Record Type: RIE
Publication Date: 1976
Pages: 14
Abstractor: N/A
Reference Count: 0
Self-Concept of Children with Speech Disabilities.
Drummond, Robert J.
The purpose of this study was to compare the self concept and achievement motivation of children with speech disabilities undergoing therapy and children with normal speech patterns. A total of 35 boys and 20 girls in grades one through four, from three elementary schools, were selected as having speech problems. A random sample of children without speech problems was selected as a control group. All of the subjects were administered the Self-Concept and Motivation Inventory (SCAMIN). First and second graders were administered the lower elementary form while the third and fourth graders were administered the later elementary form. The examiner read each item and then asked the students to mark the nose on the face, one of five faces, which represented how they really felt inside. The test yielded six scores for each individual: three related to self concept and three to motivation. From comparing the mean SCAMIN scores of the two groups by grade and sex, it was found that: (1) the higher the grade level, the greater the difference between self concept scores of those with speech problems and those with normal patterns; (2) the scores on achievement motivation were higher, but not significantly higher, for the control group; and (3) girls in therapy tended to have higher mean scores on the self concept and achievement motivation scales than boys in therapy.

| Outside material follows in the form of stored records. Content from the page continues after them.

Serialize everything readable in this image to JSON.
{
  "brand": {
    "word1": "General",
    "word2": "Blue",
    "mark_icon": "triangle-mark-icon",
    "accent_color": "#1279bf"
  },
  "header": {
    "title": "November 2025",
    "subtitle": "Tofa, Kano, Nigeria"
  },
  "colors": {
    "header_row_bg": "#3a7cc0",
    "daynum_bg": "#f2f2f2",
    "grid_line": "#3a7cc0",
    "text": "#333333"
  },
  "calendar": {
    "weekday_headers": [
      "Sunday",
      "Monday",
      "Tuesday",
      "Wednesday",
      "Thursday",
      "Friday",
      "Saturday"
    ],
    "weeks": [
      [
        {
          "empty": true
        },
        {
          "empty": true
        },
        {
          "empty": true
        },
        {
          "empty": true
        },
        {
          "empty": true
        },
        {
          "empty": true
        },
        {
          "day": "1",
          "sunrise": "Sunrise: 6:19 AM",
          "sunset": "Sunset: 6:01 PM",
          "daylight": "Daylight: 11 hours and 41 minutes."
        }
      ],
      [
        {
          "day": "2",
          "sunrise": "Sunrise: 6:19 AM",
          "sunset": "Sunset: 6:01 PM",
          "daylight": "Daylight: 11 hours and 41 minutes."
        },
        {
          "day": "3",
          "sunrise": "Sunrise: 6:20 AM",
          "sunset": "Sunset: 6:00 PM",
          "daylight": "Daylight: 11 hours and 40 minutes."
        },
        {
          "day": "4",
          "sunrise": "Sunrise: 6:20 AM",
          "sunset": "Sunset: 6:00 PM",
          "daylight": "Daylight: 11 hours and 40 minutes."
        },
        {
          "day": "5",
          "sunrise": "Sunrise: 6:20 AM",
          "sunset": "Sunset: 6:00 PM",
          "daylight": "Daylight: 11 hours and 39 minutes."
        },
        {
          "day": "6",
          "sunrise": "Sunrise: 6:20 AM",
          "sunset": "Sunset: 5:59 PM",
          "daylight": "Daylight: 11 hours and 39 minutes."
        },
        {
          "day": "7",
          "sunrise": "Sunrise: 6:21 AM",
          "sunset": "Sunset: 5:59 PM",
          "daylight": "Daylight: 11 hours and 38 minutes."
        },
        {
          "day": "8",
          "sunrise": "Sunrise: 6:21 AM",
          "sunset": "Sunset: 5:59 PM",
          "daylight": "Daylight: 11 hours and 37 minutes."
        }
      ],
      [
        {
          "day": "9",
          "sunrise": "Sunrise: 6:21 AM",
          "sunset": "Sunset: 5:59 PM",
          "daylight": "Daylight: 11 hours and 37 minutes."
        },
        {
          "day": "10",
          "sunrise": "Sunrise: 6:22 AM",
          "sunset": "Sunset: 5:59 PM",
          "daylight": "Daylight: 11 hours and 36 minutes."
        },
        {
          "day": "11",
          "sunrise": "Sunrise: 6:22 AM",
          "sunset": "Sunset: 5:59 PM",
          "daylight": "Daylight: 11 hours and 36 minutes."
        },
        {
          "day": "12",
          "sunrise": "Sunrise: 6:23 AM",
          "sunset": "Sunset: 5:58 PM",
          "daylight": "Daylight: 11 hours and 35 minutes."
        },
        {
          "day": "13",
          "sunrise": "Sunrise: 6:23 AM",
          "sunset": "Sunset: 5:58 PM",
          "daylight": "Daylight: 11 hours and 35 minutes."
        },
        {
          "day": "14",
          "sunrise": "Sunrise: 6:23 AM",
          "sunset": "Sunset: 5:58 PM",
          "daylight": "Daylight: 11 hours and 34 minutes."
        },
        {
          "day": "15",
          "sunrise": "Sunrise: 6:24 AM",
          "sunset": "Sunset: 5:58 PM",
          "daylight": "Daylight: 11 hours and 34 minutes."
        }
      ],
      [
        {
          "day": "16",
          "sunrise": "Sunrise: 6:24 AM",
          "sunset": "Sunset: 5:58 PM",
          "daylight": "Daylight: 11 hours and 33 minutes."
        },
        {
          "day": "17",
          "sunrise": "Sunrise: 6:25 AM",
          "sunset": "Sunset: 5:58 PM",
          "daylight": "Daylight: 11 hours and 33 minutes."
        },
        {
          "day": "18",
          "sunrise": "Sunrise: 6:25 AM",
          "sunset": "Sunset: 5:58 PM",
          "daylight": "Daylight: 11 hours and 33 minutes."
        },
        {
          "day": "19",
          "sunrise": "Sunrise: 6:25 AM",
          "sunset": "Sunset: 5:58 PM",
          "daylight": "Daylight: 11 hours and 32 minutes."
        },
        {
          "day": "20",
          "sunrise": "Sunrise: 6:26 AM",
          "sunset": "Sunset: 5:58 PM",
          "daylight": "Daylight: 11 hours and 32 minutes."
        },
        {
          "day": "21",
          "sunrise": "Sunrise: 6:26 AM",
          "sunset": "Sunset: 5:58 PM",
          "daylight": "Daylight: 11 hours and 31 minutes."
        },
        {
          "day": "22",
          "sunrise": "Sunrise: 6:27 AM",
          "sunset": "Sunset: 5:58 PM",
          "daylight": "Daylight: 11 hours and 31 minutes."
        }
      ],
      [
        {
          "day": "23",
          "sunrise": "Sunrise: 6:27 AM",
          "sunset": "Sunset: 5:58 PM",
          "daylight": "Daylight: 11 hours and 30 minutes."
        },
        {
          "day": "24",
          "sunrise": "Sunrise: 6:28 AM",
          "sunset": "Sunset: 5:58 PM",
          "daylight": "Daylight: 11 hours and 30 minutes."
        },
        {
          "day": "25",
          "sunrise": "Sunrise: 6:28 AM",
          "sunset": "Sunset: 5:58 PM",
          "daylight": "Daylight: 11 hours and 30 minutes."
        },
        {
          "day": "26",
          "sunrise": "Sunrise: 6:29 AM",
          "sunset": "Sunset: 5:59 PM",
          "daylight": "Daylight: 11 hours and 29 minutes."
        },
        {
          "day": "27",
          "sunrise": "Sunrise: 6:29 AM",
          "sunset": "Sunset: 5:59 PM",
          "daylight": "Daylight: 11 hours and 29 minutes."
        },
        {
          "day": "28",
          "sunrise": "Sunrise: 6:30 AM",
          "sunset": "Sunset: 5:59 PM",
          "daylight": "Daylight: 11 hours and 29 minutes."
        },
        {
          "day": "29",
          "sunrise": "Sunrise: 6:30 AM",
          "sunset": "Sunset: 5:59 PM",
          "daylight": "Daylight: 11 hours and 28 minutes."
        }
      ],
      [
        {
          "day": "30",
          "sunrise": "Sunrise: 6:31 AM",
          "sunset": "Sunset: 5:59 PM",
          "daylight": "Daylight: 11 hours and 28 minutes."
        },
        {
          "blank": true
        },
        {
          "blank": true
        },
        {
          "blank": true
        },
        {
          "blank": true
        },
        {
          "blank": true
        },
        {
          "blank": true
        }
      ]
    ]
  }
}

The results partially support the idea that speech difficulties tend to impair self confidence. (Author/MP)
Publication Type: Reports - Research
Education Level: N/A
Audience: N/A
Language: English
Sponsor: N/A
Authoring Institution: N/A